Furthermore, an interesting observation is that 25.4% of users across all demographics accept all cookies on the first level of the cookie banner.

First Level Cookiebanner Details

Second level: Cookie settings

Among the 0.4% who opened the cookie settings, the following selection were made:

17% of users opted to accept all cookies, while a comparable number (17.5%) chose to dismiss the second-level cookie banner by clicks the close icon. The majority, constituting 65.5% of users, proceeded to save the selection of cookies individually settings.

Second Level Cookiebanner Details

However, it is important to distinguish that of these 0.4% of users who open the cookie settings, only 28.3% save customized cookie settings. This means that 71.7% of users have opened the cookie settings, but have not saved any individual settings.

Individual Cookie Setting Details

Geographic trends in user behavior

The study has also revealed significant differences in the interaction between users and cookie banners depending on on their geographical location. Tendency wise, users outside of Europe, are more likely to dismiss the cookie banner without engaging with it. This behavior may be attributed to varying data protection regulation and awareness around the world.
For example, in countries such as Belarus or Malaysia, the prevailing consent model largely follows an opt-out approach, wherein cookies are set unless expressly rejected by the user. This contrasts with the opt-in consent model mandated by regulations such as the GDPR in Europe.

Geographic differences in Banner interaction

Cookie settings are not opened

The analysis indicated a universally low level of interest in individual cookie settings. Although Switzerland and Germany demonstrate comparatively higher engagement with the cookie settings, with rates of 1.1% in Germany and 0.8% in Switzerland, these figures are very low.

Cookie Setting usage details

Accepting and rejecting cookies

Our findings indicate a lower acceptance rate of cookies in Europe, with users from Germany and France displaying the highest inclination to reject all cookies. Conversely, the USA exhibits the highest acceptance rate among the regions included in our comparison.

It is important to highlight that our analysis considers cookies as accepted even in cases where the opt-out consent model is employed, and users either ignore or dismiss the cookie banner without explicitly rejecting the cookies.

 

Conclusion

Our behavioral study underscores a significant shift in user behavior following the implementation of the GDPR in 2018. Notably, there has been a notable increase in interaction with cookie banners, accompanied by a growing trend of cookie rejection, particularly evident in European regions.

The following table illustrates the change in user behavior for the four primary interactions:

Conclusion Table

While the total acceptance of cookies has risen to 25.4% compared to 2018, the actual volume of cookies accepted remains limited, resulting in minimal user data available for measuring marketing campaign efficacy. Additionally, a substantial portion of users, accounting for 68.9%, either close or disregard the cookie banner, thereby withholding consent for cookies and consequently resulting in significant data loss for performance evaluation.
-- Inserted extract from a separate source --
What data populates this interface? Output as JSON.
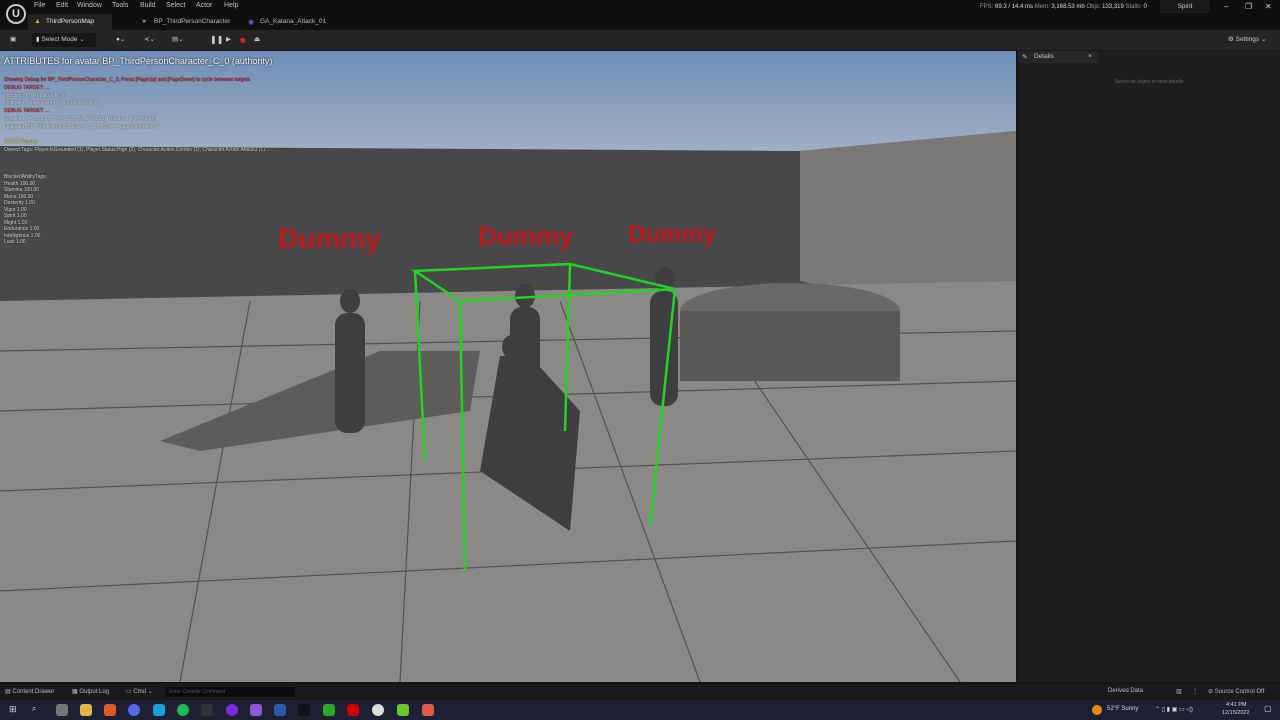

As anticipated, these findings underscore the formidable challenge posed by data-based and data-driven marketing strategies. Furthermore, it’s important to note that the impact of third-party cookie blocking by browsers and ad blockers exacerbates the already low figures.

Consequently, there’s a pressing need for a paradigm shift in marketing approaches, with alternatives such as server-side tracking and leveraging first-party data assuming increasing importance.